Democrats have attempted to paint the Student First Scholarships as vouchers. Democrat Claire Celsi has done it, along with others.

But that just is not the case.

Parents will be able to use the money for private school tuition, but they can also use it for tutoring, educational therapies or other eligible expenses. Should a mom or a dad elect to spend the funds for tuition, the funds can be used at any school that is chosen, not just private schools.

The Iowa State Education Association claims public funds would be diverted to non-public schools that are not required to adhere to this principle of equity.  That public funds should require accountability and transparency. That the bill would spend about $50 million to benefit 10,000 students.

Well, again, the scholarship money could be used for all kinds of education opportunities besides private schools — tutoring, educational therapies, curriculum fees, textbooks, advanced placement test fees and others.

Public charter schools will be accountable to performance standards agreed to in their charter and by their communities. They are often held to the same standard as the public schools, if not higher standards.

While ISEA can claim $50 million will be the cost, they do so while ignoring facts. According to the fiscal note from LSA, the program will cost the state between $1.1 million and $2.7 million. So they’re a little off.

Celsi also said that kids attending voucher schools and charter schools do much worse than kids who stay in the public school system..

Again, this just is not so. Nevermind Celsi is attempting to paint every child with the same brush, but a 2009 study found that across every grade and subject level, charter school students in New York City exhibited significant achievement gains when compared with their lotteried-out district school peers.

More than that, the gains increased the longer a student was in a charter school.

In 2014 a study found being admitted to a high-quality charter school in Los Angeles resulted in significant increases in math and reading scores. It also decreased the propensity to engage in risky behaviors.

A 2015 Urban Charter School Study by CREDO revealed students in urban charter schools gained 40 additional days of learning in math and 28 additional days of learning in reading per year compared to district peers.

Low-income Hispanic students in urban charter schools gained 48 additional days in math and 25 additional days in reading. Low-income black students gained 59 additional days in math and 44 additional days in reading per year.

Democrat Sen. Herman Quirmbach said the charter schools will get a portion of local property tax money from local schools.

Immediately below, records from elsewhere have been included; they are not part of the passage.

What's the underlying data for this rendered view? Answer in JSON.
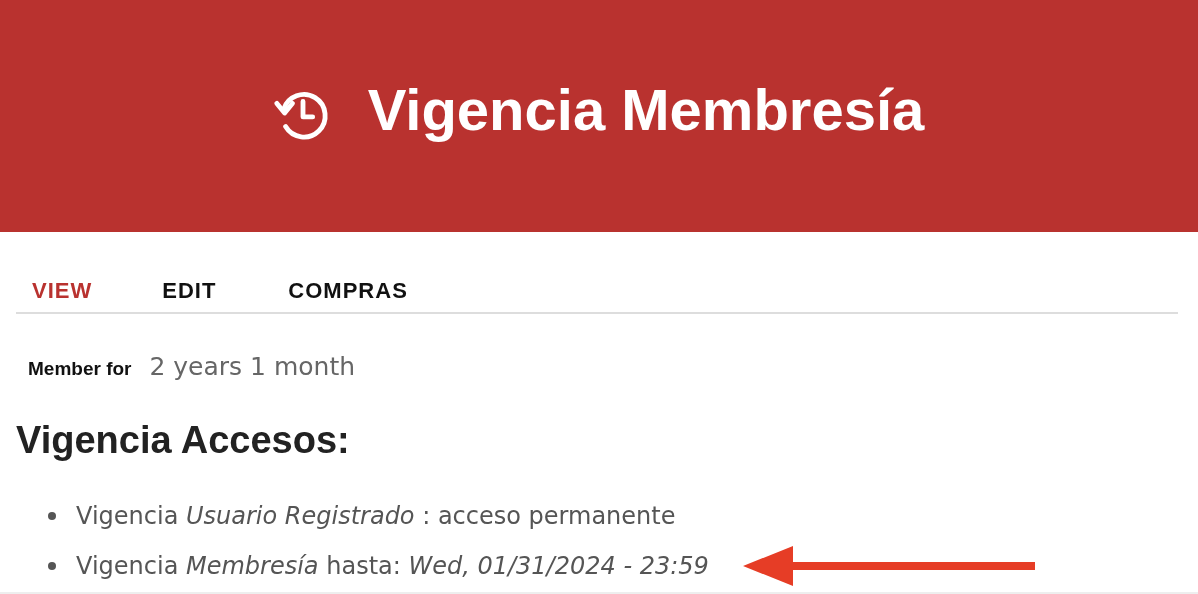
{
  "header": {
    "title": "Vigencia Membresía"
  },
  "tabs": [
    {
      "label": "VIEW",
      "selected": true
    },
    {
      "label": "EDIT",
      "selected": false
    },
    {
      "label": "COMPRAS",
      "selected": false
    }
  ],
  "member_for": {
    "label": "Member for",
    "value": "2 years 1 month"
  },
  "section": {
    "heading": "Vigencia Accesos:",
    "items": [
      {
        "text": "Vigencia *Usuario Registrado* : acceso permanente",
        "annotated": false
      },
      {
        "text": "Vigencia *Membresía* hasta: *Wed, 01/31/2024 - 23:59*",
        "annotated": true
      }
    ]
  }
}
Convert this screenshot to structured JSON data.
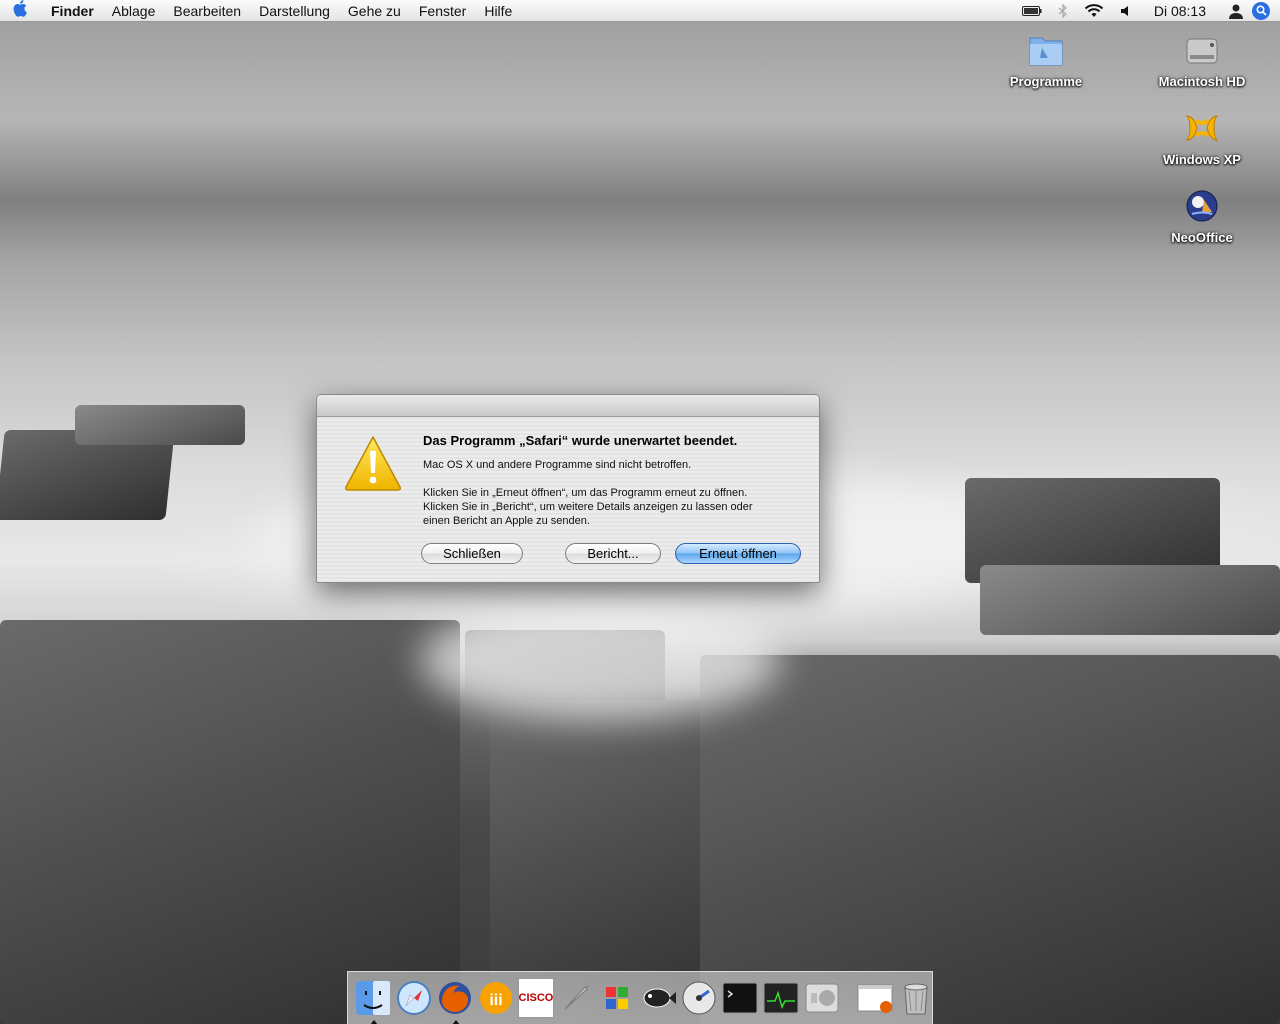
{
  "menubar": {
    "app_name": "Finder",
    "items": [
      "Ablage",
      "Bearbeiten",
      "Darstellung",
      "Gehe zu",
      "Fenster",
      "Hilfe"
    ],
    "clock": "Di 08:13"
  },
  "desktop_icons": {
    "programme": "Programme",
    "macintosh_hd": "Macintosh HD",
    "windows_xp": "Windows XP",
    "neooffice": "NeoOffice"
  },
  "dialog": {
    "title": "Das Programm „Safari“ wurde unerwartet beendet.",
    "line1": "Mac OS X und andere Programme sind nicht betroffen.",
    "line2": "Klicken Sie in „Erneut öffnen“, um das Programm erneut zu öffnen.",
    "line3": "Klicken Sie in „Bericht“, um weitere Details anzeigen zu lassen oder",
    "line4": "einen Bericht an Apple zu senden.",
    "close_label": "Schließen",
    "report_label": "Bericht...",
    "reopen_label": "Erneut öffnen"
  },
  "dock": {
    "cisco_text": "CISCO"
  },
  "colors": {
    "accent": "#2a6fe0",
    "alert_yellow": "#f5c400",
    "default_button": "#5aa5ea"
  }
}
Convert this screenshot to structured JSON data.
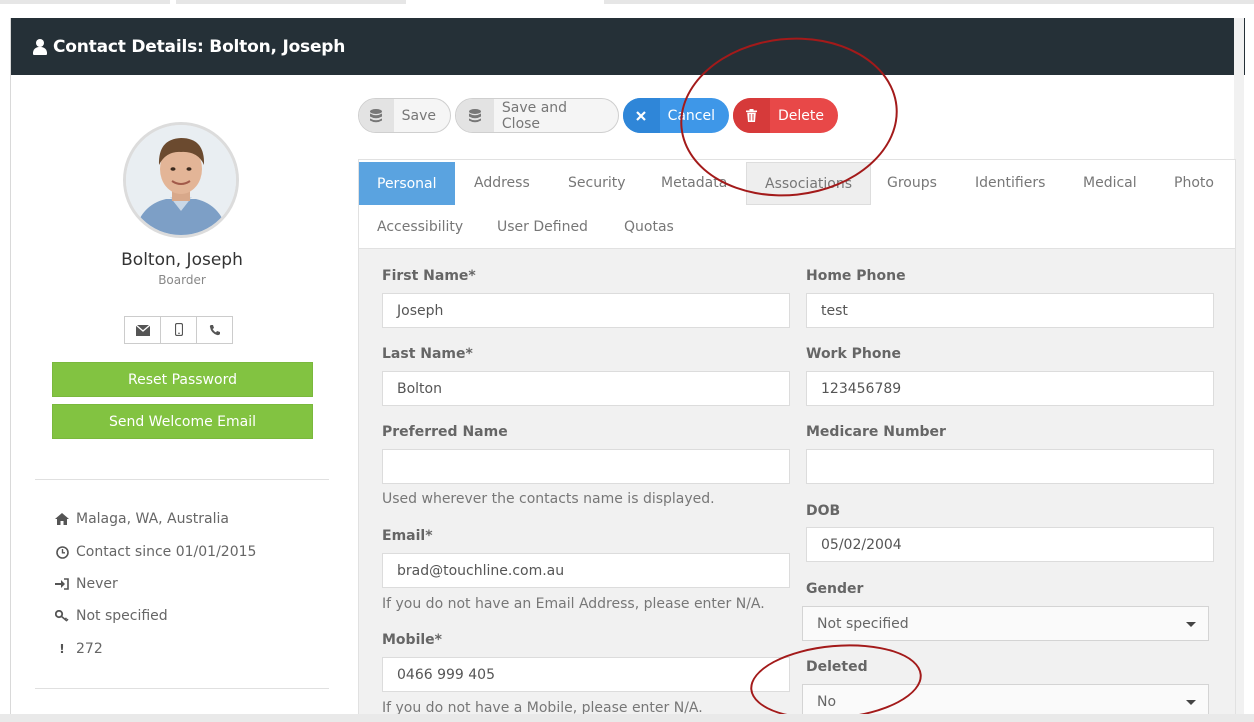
{
  "window": {
    "title": "Contact Details: Bolton, Joseph"
  },
  "profile": {
    "name": "Bolton, Joseph",
    "role": "Boarder",
    "reset_password_label": "Reset Password",
    "send_welcome_label": "Send Welcome Email",
    "info": [
      {
        "icon": "home-icon",
        "text": "Malaga, WA, Australia"
      },
      {
        "icon": "clock-icon",
        "text": "Contact since 01/01/2015"
      },
      {
        "icon": "sign-in-icon",
        "text": "Never"
      },
      {
        "icon": "key-icon",
        "text": "Not specified"
      },
      {
        "icon": "exclamation-icon",
        "text": "272"
      }
    ]
  },
  "toolbar": {
    "save_label": "Save",
    "save_close_label": "Save and Close",
    "cancel_label": "Cancel",
    "delete_label": "Delete"
  },
  "tabs": {
    "row1": [
      "Personal",
      "Address",
      "Security",
      "Metadata",
      "Associations",
      "Groups",
      "Identifiers",
      "Medical",
      "Photo"
    ],
    "row2": [
      "Accessibility",
      "User Defined",
      "Quotas"
    ],
    "active": "Personal"
  },
  "form": {
    "first_name": {
      "label": "First Name*",
      "value": "Joseph"
    },
    "last_name": {
      "label": "Last Name*",
      "value": "Bolton"
    },
    "preferred_name": {
      "label": "Preferred Name",
      "value": "",
      "help": "Used wherever the contacts name is displayed."
    },
    "email": {
      "label": "Email*",
      "value": "brad@touchline.com.au",
      "help": "If you do not have an Email Address, please enter N/A."
    },
    "mobile": {
      "label": "Mobile*",
      "value": "0466 999 405",
      "help": "If you do not have a Mobile, please enter N/A."
    },
    "home_phone": {
      "label": "Home Phone",
      "value": "test"
    },
    "work_phone": {
      "label": "Work Phone",
      "value": "123456789"
    },
    "medicare": {
      "label": "Medicare Number",
      "value": ""
    },
    "dob": {
      "label": "DOB",
      "value": "05/02/2004"
    },
    "gender": {
      "label": "Gender",
      "value": "Not specified"
    },
    "deleted": {
      "label": "Deleted",
      "value": "No"
    }
  },
  "colors": {
    "header_bg": "#253037",
    "green": "#82c341",
    "blue": "#3e97e8",
    "red": "#e84848",
    "tab_active": "#5aa3e0",
    "annotation": "#a31a1a"
  }
}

But again, the fact is the money placed in the Student First Scholarship does not — DOES NOT — include local uniform tax levy funds.

Quirmbach also quipped that the proposed law would “raid teacher’s salaries.”

Meanwhile, the fact is that the Students First Act allows districts to transfer unexpended and unobligated teacher salary supplement and teacher leadership salary supplement funding to the school district’s flexibility account.

 

Author: Jacob Hall